The term ‘decibel’ is used all over the world to measure sound levels in a given setting. A decibel is a unit of measurement used to express the ratio of one value of a physical property to another. Decibels follow a logarithmic scale; you can also say that decibels are an exponential unit. In the medical context, decibels are related to normal hearing.
In most metropolitan areas, you can’t play music louder than a certain number of decibels after a given time at night. There are certain areas (e.g., hospitals, schools) where they put up signs declaring them to be ‘silent zones’, meaning that the sound levels in and around those areas cannot exceed a certain decibel limit. There are many other places where decibels are used to express the loudness of sound, as they are primarily a unit of volume.
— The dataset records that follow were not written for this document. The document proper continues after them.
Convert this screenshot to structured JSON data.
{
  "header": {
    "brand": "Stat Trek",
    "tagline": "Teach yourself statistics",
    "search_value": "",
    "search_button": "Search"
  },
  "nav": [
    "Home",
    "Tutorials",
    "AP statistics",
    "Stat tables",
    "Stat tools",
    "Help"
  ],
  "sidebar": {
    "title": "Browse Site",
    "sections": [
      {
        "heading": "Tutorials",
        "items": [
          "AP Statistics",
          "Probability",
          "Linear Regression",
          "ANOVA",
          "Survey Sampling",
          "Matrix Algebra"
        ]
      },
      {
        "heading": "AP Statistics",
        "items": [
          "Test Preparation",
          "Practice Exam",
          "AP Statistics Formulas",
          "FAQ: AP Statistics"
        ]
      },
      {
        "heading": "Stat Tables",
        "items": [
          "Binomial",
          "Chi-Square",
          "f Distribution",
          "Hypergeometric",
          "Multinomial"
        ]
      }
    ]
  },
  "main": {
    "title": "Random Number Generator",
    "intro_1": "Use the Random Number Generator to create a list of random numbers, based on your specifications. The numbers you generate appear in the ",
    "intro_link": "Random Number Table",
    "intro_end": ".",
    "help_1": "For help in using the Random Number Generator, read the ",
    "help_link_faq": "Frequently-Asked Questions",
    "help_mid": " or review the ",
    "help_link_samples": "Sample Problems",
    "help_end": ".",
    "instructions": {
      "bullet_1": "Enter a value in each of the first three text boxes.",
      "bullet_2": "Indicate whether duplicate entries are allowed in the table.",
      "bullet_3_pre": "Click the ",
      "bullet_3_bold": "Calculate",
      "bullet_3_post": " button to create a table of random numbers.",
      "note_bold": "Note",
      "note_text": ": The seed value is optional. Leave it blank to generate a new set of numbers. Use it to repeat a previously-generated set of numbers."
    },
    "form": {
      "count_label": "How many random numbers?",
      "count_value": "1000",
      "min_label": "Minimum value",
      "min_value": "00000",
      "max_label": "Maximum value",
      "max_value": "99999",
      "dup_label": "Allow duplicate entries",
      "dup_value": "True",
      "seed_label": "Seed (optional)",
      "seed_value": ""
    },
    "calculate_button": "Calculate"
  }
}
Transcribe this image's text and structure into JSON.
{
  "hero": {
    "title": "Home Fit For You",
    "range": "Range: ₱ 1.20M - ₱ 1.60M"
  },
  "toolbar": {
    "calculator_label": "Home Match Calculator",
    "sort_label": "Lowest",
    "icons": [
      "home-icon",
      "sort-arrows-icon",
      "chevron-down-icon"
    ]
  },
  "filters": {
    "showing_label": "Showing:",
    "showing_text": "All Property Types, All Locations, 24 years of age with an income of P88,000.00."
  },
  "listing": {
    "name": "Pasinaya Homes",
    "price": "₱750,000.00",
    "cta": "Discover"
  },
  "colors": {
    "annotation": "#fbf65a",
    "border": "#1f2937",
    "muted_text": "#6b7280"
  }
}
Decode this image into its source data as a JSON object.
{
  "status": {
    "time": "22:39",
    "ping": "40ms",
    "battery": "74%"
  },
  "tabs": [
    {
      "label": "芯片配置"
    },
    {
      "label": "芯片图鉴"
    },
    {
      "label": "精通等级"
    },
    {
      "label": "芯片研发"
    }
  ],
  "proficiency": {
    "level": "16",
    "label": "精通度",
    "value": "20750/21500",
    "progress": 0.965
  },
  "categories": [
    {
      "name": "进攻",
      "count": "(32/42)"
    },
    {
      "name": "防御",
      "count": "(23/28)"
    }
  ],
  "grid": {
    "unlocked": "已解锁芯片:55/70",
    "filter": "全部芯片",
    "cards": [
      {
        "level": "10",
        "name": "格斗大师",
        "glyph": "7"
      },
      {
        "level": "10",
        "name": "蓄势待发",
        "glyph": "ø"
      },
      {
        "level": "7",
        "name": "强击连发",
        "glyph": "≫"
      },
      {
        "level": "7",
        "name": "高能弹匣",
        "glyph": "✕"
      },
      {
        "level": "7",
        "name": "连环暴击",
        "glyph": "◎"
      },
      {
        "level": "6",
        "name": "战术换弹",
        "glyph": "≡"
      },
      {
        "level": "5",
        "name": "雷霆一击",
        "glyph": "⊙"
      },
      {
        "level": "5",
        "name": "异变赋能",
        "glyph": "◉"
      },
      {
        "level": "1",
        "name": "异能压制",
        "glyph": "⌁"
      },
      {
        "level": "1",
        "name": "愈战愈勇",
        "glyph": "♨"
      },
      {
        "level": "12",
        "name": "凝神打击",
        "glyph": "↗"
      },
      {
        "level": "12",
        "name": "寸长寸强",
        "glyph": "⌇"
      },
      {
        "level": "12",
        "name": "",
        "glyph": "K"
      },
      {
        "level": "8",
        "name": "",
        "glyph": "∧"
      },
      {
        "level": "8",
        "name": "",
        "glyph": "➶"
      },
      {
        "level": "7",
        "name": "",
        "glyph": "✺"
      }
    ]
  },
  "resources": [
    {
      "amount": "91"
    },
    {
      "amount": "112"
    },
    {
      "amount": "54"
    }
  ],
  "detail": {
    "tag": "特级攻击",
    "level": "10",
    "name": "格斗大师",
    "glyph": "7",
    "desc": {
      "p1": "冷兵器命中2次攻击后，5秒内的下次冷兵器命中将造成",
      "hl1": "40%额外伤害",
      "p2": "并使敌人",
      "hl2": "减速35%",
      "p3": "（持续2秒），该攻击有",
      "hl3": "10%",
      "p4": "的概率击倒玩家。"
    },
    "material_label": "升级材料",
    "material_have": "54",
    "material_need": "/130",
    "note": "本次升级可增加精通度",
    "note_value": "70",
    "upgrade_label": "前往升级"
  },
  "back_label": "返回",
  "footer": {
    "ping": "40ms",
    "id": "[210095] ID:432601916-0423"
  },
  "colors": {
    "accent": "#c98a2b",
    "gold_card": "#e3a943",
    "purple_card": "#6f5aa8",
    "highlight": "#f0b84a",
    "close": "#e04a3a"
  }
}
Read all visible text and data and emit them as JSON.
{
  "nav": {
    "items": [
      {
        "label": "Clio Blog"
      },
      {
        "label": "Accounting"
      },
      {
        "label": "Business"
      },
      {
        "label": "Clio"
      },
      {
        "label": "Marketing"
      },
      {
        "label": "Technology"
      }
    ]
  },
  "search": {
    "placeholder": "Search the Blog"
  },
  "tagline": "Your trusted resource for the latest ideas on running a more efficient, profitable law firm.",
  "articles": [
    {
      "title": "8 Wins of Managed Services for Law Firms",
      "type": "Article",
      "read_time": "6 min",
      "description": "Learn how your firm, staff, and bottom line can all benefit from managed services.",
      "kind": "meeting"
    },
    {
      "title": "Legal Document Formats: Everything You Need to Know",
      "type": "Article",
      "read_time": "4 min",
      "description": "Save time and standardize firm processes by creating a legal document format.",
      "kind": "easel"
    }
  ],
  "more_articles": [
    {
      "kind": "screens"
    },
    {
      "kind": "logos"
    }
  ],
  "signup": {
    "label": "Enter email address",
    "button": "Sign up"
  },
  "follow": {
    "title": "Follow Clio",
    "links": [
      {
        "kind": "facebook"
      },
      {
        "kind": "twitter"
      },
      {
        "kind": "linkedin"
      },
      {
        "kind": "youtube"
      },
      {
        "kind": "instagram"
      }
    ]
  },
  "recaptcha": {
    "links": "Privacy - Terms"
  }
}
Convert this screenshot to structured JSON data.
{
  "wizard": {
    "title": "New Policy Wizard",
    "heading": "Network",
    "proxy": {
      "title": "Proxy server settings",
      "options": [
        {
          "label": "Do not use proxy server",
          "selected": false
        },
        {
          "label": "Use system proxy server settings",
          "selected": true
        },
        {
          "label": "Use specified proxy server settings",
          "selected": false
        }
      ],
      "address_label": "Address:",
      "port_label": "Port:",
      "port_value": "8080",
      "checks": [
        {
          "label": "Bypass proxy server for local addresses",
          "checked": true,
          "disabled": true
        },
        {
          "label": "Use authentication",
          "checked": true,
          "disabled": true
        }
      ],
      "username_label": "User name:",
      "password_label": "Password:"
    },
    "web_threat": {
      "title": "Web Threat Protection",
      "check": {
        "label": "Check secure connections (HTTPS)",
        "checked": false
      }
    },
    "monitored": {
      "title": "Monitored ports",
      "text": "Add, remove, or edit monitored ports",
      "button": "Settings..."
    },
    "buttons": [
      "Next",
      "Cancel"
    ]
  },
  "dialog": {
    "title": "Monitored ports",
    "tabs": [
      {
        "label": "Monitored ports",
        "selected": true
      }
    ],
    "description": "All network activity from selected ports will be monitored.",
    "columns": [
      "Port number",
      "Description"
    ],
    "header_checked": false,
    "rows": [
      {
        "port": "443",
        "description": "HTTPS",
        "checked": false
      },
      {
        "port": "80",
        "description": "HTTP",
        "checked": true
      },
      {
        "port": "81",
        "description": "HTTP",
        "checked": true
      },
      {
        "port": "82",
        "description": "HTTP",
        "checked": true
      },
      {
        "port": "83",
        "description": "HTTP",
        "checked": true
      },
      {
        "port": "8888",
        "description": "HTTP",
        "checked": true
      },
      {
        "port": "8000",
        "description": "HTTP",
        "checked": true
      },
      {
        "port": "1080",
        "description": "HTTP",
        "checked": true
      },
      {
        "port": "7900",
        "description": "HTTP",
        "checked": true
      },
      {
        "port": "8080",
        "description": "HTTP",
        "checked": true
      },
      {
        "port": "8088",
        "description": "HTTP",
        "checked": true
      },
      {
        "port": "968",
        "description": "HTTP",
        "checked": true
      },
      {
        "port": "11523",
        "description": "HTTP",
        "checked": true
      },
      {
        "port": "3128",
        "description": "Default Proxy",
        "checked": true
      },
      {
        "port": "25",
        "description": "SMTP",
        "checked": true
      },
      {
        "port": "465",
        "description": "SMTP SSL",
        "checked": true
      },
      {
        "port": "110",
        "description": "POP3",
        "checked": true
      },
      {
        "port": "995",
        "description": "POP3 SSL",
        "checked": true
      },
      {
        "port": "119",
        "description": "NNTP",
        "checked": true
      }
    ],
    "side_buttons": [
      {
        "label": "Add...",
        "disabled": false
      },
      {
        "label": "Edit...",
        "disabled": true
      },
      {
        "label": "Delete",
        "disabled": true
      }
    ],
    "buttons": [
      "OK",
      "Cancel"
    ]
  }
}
However, it’s quite different from regular units, e.g., meter, kg, Hertz, because the decibel is actually a ratio between two values.
The decibel is used to measure sound levels. It is represented by dB and is widely used in signals, communication, and electronics. The term decibel can be used to express an absolute value or a change in value (+1 dB or -1 dB). If it’s used in the former case, it signifies the ratio of a value to a reference value.
The decibel is a fairly misunderstood unit of measurement. The thing that makes it so interesting is that the decibel is not a unit in the sense that a kg or meter is. Those two are defined quantities of mass and distance; they never change, regardless of how they are expressed. This is not so in the case of decibels, as a decibel is a relationship between two values of power.
Decibels are designed so that we can conveniently talk about numbers of hugely different magnitude, e.g., 63 and 712,000,000,000,000. Getting the number of zeros right, when you are dealing with such large numbers is quite a nuisance, especially when you need to use such numbers very frequently. Sure, you could scientific notation, but there is still some awkwardness in that approach.
For the sake of convenience and ease, we determine the ratio between the two numbers and convert that into a logarithm. That’s why a decibel expresses the ratio of one value of a physical property to another on a logarithmic scale. When dealing with power quantities, the number of decibels is ten times the logarithm to base 10 of the ratio of two power quantities.
In simple words, decibels tell you that “10 to the power of this number gives you the ratio of these two quantities.” For instance, something that is 10 times as powerful as a reference value is 102 times powerful, so that becomes 20 decibels.
Why do decibels follow a logarithmic scale?
As mentioned earlier, a logarithm makes it infinitely more convenient to deal with numbers when discussing values with great differences. This is the primary reason why decibels are logarithmic.
You see, the human ear is capable of hearing a wide range of sounds. In fact, the ratio of the sound pressure that causes permanent damage to the ear to the limit that (undamaged) ears can hear is more than a million! Due to the sheer size of the range, logarithmic units come in very handy in some situations.
How can the value of decibels be negative?
Decibels are not an absolute measure of sound energy; they are actually a comparison with a reference level.
Decibels are similar to the Celsius scale, in the sense that the latter sets 0 as the freezing point of water. What this means is that this scale measures the temperature of things in reference to the freezing point of water. In the same manner, 0 dB is the threshold of human hearing, i.e., the softest sound the human ear can hear (without any artificial help).
In the case of expressing sound levels in the context of human hearing, 0 dB means that you are right at the threshold of human hearing ability. A positive dB value means that the sound is a few times louder than the threshold, while a negative dB value means that you are a few times softer than that threshold.
Additionally, 0 dB also depends on the setting/context of the situation. For instance, when dealing with professional sound equipment, 0 dB usually refers to the loudest level before distortion begins.
All in all, decibels have no objective connection to acoustics, yet we use them because it’s a convenient way to express sound levels in discussions pertaining to human hearing.